    “Steve has taken one of the toughest topics not only in our industry but also in the world we live in today and has brought it to the forefront of our business,” says Keith McCoy, vice president – national safety. “He has raised awareness around the issue and helped give us the ability to discuss the subject of suicide and mental health among one another and with our 12,000 workers on every one of our projects. We are lucky to have Steve on our team!”

    Steve is passionate about advocating for mental health and dedicated to imparting his knowledge and training to coworkers. In the Northwest, Steve helps lead a local program that teaches employees about appropriate resources to leverage in mental health challenge or crisis situations.

    “People are recognizing that mental health and physical health need to be addressed holistically,” says Steve. “If we’re going to do a good job at safety, we need to address both topics. With the high rate of suicide in construction, mental health needs to be brought to the forefront.”

    Steve also leads Question, Persuade, Refer (QPR) trainings for Balfour Beatty and industry associations. QPR is a nationally recognized educational program that helps participants learn the warning signs of suicide, common causes and how to seek help for someone in crisis.  

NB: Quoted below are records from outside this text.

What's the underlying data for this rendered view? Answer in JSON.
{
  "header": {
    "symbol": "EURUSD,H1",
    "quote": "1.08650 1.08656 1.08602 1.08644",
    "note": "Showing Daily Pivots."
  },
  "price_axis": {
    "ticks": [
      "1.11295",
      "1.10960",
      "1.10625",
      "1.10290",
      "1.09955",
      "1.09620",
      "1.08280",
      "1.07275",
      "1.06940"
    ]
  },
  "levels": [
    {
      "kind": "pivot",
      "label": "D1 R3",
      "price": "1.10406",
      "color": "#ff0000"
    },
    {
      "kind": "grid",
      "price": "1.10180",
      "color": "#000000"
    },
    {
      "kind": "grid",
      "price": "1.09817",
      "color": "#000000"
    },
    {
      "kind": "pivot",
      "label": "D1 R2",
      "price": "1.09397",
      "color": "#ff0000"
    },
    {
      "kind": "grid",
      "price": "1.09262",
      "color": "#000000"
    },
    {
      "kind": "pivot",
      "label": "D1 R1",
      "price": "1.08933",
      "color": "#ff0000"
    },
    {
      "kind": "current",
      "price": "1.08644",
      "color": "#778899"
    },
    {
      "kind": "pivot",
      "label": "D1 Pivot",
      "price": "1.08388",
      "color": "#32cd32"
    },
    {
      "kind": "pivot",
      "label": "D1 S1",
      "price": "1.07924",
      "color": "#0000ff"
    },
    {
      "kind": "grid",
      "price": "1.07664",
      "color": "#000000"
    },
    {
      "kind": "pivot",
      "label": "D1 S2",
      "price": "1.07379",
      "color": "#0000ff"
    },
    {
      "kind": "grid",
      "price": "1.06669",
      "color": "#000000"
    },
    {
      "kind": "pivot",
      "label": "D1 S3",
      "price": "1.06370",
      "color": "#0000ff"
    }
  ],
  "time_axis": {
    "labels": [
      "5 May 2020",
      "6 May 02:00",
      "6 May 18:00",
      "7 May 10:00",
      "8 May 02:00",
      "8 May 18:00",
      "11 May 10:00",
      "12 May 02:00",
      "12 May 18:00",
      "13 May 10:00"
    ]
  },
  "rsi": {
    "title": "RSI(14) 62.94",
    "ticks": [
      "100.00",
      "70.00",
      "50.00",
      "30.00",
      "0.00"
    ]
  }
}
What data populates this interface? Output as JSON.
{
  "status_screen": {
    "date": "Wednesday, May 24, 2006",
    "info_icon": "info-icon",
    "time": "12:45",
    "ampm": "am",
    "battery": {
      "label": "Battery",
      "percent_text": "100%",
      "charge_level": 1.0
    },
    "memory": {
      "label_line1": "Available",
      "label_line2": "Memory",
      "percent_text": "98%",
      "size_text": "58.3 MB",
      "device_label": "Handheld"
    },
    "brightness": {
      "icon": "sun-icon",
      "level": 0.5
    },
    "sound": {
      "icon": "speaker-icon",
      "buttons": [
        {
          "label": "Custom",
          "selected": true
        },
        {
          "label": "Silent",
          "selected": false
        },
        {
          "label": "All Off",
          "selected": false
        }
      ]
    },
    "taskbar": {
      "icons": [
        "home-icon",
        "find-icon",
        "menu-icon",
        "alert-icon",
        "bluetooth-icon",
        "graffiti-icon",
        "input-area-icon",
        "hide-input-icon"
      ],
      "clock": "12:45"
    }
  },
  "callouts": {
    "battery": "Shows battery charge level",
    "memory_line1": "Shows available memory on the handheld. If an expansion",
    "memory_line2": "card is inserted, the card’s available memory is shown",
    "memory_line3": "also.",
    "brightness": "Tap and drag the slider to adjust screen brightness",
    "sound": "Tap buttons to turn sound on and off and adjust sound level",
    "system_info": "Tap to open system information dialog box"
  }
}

    “The QPR training teaches participants how to have an evidence-based conversation with people who may be facing a variety of crisis situations. And with the whole program, we’re also asking people who are in need of support not to stay silent, that if they need help to ask for it and we’ll have the resources for them.”

    The ASSP SPY award is awarded annually to an ASSP member who demonstrates outstanding achievement in occupational safety and health. Steve’s passion for people and dedication to making positive change in the construction industry has made him a respected and appreciated member of the ASSP community and a worthy recipient of the SPY award. Steve currently serves as the president-elect for his chapter and will take on the role of president in 2023. 

    “It’s great to be recognized by my peers for going above and beyond typical EHS duties. For me, it’s really an award for mental health and suicide prevention. I think the work shines through here,” says Steve. “None of what I do and have done would be possible without the support of our local and national leadership and teams. Truly amazing people and a place to call home.”

    Though Steve has played a leading role in raising awareness about the importance of mental health and suicide prevention in our company and industry, he believes that his work is far from finished. He plans to continue implementing mental health programming and encouraging others in the industry to do the same. Steve believes that through facilitating hard conversations and crisis intervention, we can reduce suicide rates in the industry. 

    Steve’s holistic approach to safety redefines what it means to be “tough” in construction. Calloused hands and steel-toed boots will always be outward examples of the toughness of our workforce in the field. But Steve has come to recognize that seeking support can be one of the toughest things of all, and that we can all help create an environment in which anyone who asks for help is met with care, compassion and effective support systems.